UK — Northwich, England. A 60-year-old who has two prior convictions for sex offenses involving minors was recently handed 20 months behind bars for defiling an animal.Claire Goodier was convicted of possessing indecent images of children in 2006 and 2009 while still known as a man named John. As a condition of release, he has since been required to submit to police checks.Police carrying out a routine check at the home of Mr Goodier this year discovered 31 images of him engaging in sexually depraved acts with an Alsatian dog.

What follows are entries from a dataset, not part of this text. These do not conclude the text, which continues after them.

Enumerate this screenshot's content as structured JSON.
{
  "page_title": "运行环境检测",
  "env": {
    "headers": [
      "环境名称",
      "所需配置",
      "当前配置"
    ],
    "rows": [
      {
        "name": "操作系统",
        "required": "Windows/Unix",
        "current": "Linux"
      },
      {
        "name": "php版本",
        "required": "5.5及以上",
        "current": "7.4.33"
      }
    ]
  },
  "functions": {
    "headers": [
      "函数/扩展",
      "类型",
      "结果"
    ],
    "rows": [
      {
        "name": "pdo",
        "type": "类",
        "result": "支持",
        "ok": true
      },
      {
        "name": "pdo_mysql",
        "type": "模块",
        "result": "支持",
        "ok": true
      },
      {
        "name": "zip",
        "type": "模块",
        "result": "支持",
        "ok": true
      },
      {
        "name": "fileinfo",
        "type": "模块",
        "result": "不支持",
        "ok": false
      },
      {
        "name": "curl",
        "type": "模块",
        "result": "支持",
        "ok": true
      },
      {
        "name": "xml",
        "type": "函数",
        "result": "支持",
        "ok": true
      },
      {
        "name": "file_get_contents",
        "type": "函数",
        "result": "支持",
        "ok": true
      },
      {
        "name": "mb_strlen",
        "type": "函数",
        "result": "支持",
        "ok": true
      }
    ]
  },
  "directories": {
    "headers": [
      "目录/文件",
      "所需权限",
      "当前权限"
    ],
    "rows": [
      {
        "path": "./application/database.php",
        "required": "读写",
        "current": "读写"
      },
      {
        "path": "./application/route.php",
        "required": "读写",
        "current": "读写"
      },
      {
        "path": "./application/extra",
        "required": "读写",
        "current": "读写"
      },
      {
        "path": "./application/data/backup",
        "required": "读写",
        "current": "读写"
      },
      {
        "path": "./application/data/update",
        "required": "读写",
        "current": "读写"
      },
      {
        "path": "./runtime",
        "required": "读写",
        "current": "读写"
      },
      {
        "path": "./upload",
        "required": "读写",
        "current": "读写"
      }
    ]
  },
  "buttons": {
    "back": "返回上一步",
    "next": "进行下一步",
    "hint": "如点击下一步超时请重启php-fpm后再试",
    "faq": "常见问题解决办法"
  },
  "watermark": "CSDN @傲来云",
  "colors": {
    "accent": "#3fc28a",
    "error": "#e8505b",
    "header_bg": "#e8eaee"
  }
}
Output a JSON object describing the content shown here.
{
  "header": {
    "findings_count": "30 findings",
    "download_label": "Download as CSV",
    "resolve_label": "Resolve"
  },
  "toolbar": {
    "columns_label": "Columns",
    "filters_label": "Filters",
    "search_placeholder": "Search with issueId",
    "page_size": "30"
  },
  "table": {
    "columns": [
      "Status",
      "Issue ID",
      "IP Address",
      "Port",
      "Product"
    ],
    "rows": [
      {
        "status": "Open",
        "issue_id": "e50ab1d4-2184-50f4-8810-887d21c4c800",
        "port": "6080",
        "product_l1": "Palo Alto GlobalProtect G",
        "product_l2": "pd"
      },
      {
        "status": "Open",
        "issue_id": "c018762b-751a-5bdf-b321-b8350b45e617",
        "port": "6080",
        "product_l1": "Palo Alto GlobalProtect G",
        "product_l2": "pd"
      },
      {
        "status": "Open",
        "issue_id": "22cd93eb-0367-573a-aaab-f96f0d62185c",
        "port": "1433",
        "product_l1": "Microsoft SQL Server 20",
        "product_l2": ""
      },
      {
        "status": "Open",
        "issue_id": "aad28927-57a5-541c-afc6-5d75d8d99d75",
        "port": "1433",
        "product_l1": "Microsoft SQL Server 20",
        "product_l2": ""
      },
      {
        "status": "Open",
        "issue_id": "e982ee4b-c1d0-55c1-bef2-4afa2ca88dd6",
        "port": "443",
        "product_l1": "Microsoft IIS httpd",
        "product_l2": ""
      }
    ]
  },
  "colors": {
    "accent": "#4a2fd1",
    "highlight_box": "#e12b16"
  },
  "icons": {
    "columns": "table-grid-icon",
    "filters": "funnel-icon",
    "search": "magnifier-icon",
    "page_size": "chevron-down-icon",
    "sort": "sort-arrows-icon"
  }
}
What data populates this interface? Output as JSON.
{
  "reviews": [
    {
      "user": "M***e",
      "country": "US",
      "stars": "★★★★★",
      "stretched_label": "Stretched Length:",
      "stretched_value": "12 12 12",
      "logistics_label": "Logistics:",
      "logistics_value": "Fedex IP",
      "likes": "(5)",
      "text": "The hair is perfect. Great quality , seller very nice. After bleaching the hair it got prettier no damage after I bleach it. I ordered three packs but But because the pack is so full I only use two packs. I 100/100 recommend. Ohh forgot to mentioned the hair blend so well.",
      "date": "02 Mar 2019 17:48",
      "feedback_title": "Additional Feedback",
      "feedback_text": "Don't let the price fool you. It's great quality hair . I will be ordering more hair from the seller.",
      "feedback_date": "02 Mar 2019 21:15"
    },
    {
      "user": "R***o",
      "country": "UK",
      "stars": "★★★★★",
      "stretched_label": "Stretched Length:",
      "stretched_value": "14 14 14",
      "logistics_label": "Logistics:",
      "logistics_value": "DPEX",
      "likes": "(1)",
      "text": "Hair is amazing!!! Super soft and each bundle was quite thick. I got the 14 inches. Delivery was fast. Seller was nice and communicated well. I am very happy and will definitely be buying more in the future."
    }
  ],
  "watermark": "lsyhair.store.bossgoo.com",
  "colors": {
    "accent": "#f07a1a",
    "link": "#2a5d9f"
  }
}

Police had previously discovered searches for bestiality on Mr Goodier’s laptop on 19 July 2019.
When arrested on 17 June 2021, Mr Goodier, who now identifies as a woman, was found to be in possession of a pen drive containing the lewd images depicting him with a dog, as well as 3.5g of cocaine.
University College London has become the first university to formally cut ties to the LGBTQ+ charity Stonewall, saying its membership of Stonewall’s programmes could inhibit academic freedom and discussion around sex and gender.
UCL announced that it would end its involvement with Stonewall’s workplace equality index, which rates employers on their policies, and its diversity schemes, following a recommendation from the university’s most senior academics.
“Following a period of debate within our community and careful consideration of the issues, UCL has now taken the decision that we will not re-join Stonewall’s diversity champions programme or make a submission to the workplace equality index,” UCL said in a statement.
The university said its discussions had been “informed by thoughtful and respectful debates” at its equality, diversity and inclusion (EDI) committee and its academic board, with the EDI committee voting to retain involvement with Stonewall.
But UCL’s management instead sided with the academic board, which voted against retaining links after an anonymous ballot.
“In weighing up all opinions in this debate, UCL’s senior leadership team has accepted the academic board’s advice about the fundamental need to uphold academic freedom and freedom of speech in an academic context, recognising that a formal institutional commitment to Stonewall may have the effect of inhibiting academic work and discussion within UCL about sex and gender identity,” the university said.
An ex-police officer has won a legal challenge against a national policy for forces to record gender-critical views as non-crime “hate incidents”.
Humberside Police visited Harry Miller in January 2020 after a complaint over alleged transphobic tweets he made.
It was recorded on a national database as a non-crime hate incident.
But the Court of Appeal ruled on Monday the guidance was wrongly used and it had a “chilling effect” on Mr Miller’s freedom of speech.
Today’s ruling backs Harry Miller’s legal right to speak his mind and potentially cause offence – a freedom that he says is fundamental in the battle of ideas in a democratic society.
(ed: Judgement here.)